As mentioned earlier, step 98 is provided within the upper axial surface 84 in order to increase the load carrying capacity of the bearing 10, as will be explained more fully in connection with FIG. 5. Further, the step 98 facilitates the generation of the hydrodynamic oil film 102 upon the startup of the rotation of the shaft 12. In the prior art, upon startup of shaft rotation, the bearing pad is required to tilt, relative to the axis of the shaft, in order to begin the generation of the hydrodynamic film. However, with the provision of the step 98 as shown in FIG. 2, such tilting at startup in order to assist the generation of the hydrodynamic film 102 is not required. According to the teachings of this invention, the tilt is completely eliminated by the provision of the step 98. Also, as explained more fully in connection with FIG. 5, the provision of the step 98 in the upper surface of bearing pad 26 provides a more desirable pressure distribution within the hydrodynamic film 102.
The step 98, as mentioned several times previously hereto, enhances the load carrying capacity of a thrust bearing embodying the teachings of this invention. The step 98 may be completely enclosed, as shown in FIGS. 1 through 3, that is, completely surrounded by the babbitted surface 84 disposed on the pad 26. However, as seen by reference to FIG. 4, the step 98' may be "open," that is, the step 98' may be provided so as to communicate directly with the cavity 38 having the lubricating fluid therein.
Referring now to FIG. 5, a schematic representation of a prior art bearing pad and a bearing pad embodying the teachings of this invention is shown and the force distributions acting across the upper and lower surfaces of each bearing pad is depicted.
Referring to FIG. 5A, with rotation direction being indicated by arrows 108, a prior art bearing pad 110 is shown as being physically connected through a pivot 112 with a stationary support 114. A graphical representation of the pressure distribution across the upper surface 116 of the pad 110 is given, with the ordinate of the graphical depiction indicating the magnitude of the pressure existing within the hydrodynamic layer while the abscissa thereof indicates location on the upper surface 116 of the pad 110 proceeding from the left to the right in FIG. 5A. Similarly, the force imposed upon the lower surface 118 of the pad 110 used in prior art bearings is indicated on the ordinate of the lower graphical depiction, while the abscissa thereof similarly illustrates the pad surface proceeding from left to right. It is seen that in operation, a pad 110 pivotally supported by pivot 112 is exposed to an extremely high reactive force imposed by the pivot point 112 upon the lower surface 118 of the pad 110. The magnitude of the reactive force is graphically illustrated in the lower depiction. At the same time, the upper surface 116 of the pad 110 is subjected to a peak pressure PMAX at a point thereon axially oppostie the point at which the reactive force is concentrated. In addition, heat developed within the pad 110, combined with the comprehensive stress of the oil film and the reactive force of the pivot attached led to the development of an incipient failure area generally indicated by reference numeral 120 quickly developed within prior art bearing pads.

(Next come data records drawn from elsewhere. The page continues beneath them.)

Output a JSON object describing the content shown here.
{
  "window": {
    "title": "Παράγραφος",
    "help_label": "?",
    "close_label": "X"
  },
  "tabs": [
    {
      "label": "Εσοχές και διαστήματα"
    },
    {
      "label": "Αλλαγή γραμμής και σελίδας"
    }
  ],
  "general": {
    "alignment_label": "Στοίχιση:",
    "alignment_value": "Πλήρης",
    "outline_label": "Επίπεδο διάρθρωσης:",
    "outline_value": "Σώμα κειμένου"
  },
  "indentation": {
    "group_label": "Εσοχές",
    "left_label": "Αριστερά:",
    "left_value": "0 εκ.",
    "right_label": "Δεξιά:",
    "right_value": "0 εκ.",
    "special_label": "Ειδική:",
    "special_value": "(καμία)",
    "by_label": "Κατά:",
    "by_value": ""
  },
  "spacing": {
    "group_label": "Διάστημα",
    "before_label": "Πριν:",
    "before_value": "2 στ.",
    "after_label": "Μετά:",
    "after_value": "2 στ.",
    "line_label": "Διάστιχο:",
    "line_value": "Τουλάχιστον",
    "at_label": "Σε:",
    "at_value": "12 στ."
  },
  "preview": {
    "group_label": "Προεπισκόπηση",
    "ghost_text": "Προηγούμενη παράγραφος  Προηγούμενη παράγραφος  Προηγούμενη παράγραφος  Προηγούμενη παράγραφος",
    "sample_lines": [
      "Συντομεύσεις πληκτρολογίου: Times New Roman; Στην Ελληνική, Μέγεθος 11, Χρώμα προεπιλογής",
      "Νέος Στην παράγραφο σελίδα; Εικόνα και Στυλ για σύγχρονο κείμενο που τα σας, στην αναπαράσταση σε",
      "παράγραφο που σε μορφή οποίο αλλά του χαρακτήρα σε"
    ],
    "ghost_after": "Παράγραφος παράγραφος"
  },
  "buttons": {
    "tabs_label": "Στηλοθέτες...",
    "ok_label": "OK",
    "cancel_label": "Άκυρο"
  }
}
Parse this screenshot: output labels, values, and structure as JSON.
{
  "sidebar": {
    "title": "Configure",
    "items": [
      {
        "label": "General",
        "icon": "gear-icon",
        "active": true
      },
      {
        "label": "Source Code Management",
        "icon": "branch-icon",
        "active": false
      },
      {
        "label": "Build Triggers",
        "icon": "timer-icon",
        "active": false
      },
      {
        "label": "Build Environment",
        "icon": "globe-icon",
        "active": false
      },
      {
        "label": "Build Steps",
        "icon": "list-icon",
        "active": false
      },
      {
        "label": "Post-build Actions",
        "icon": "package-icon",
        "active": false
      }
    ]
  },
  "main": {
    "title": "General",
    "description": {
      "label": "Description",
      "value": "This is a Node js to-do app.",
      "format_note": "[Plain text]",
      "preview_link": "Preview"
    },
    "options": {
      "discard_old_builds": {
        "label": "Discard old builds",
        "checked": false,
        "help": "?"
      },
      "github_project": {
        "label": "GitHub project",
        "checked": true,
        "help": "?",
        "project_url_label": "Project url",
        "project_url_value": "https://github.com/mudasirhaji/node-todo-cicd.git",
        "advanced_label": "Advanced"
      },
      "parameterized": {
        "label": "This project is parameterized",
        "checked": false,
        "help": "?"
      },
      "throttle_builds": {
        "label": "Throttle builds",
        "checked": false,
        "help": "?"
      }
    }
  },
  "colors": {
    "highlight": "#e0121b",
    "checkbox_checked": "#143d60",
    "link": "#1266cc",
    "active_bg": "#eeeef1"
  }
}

Referring to FIG. 5B, it may be seen that a pad 26 embodying the teachings of this invention and disposing a hydrostatic film 104 between the lower axial surface 78 of the pad 26 and the support structure provides a more evenly distributed reactive force upon the lower axial surface 84 of the pad 26. Since the physical attachment which existed in the prior art is eliminated in a pad embodying the teachings of this invention, there occurs no high reactive force of attachment imposed upon the lower axial surface 84 of the pad 26. Further, the disposition of a closed step 98 in the upper axial surface 84 of the pad 26 has been shown to generate a maximum pressure force PMAX which is greater than the corresponding pressure force developed with a flat upper surface. This larger hydrodynamic pressure force may thus support an increased load W (FIG. 1) and thus improve the load carrying capacity of a pad 26 embodying the teachings of this invention. Yet in addition to these advantages, there is no incipient fracture area occurring within the pad 26, since the high reactive force attendant upon the physical pivoting, as in prior art bearing pads, is eliminated. It is thus seen that a pad embodying the teachings of this invention has an improved load carrying capacity due to the provision of the step 98 and the generation of high maximum pressures within the hydrodynamic layer 104, yet at the same time, provides a longer life for the bearing pad 26 due to the elimination of the physical pivot of the prior art and the substitution therefore of the hydrostatic layer 104 between the bearing pad 26 and the support structure. As a further advantage, heat generated within the hydrodynamic layer 102 is effectively conducted from the hydrodynamic layer 102 due to the high heat conduction characteristic of the pad 26, thus inhibiting the incipient failure area.
Still further, the provision of the step 98 on the pad 26 eliminates the need for tilting of the pad 26 to generate the hydrodynamic layer. Thus, during start-up, the rubbing surfaces are in contact for a shorter period of time resulting in less friction and wear.
Referring now to FIG. 6, an alternative embodiment of the invention is shown. In FIG. 6, the lower surface 86' of the pad 26 defines a spherical interface 100' with a correspondingly curved upper pad seat 56'. The provision of the spherical interface 100' between the surface 86' and the upper pad seat 56' does not alter the generation and effect of the hydrostatic layer 104 described in connection with the other figures. However, provision of this spherical interface 100' provides a further improvement over the prior art. In the prior art, which required physical contact between the bearing pad and its support structure, the only surface available for axial alignment of the bearing to accommodate shifting of the shaft is provided in the interface 60 between the mated upper and lower pad seats 56 and 58, respectively. However, it will be observed that the spherical interface 60 is a rubbing interface and, as such, high coefficients of friction are present which inhibit the bearing from aligning with deflections of the shaft 12. Conversely however, between the spherical interface 100' of the bearing pad 26 embodying the teachings of this invention, there is disposed a hydrostatic oil film 104. It is readily appreciated that the coefficient of friction along the spherical interface 100' in order of magnitudes lower than the coefficient along the spherical interface. It may thus be appreciated that a bearing structure embodying the teachings of this invention will readily accommodate deflections of the shaft and permit axial alignment therof.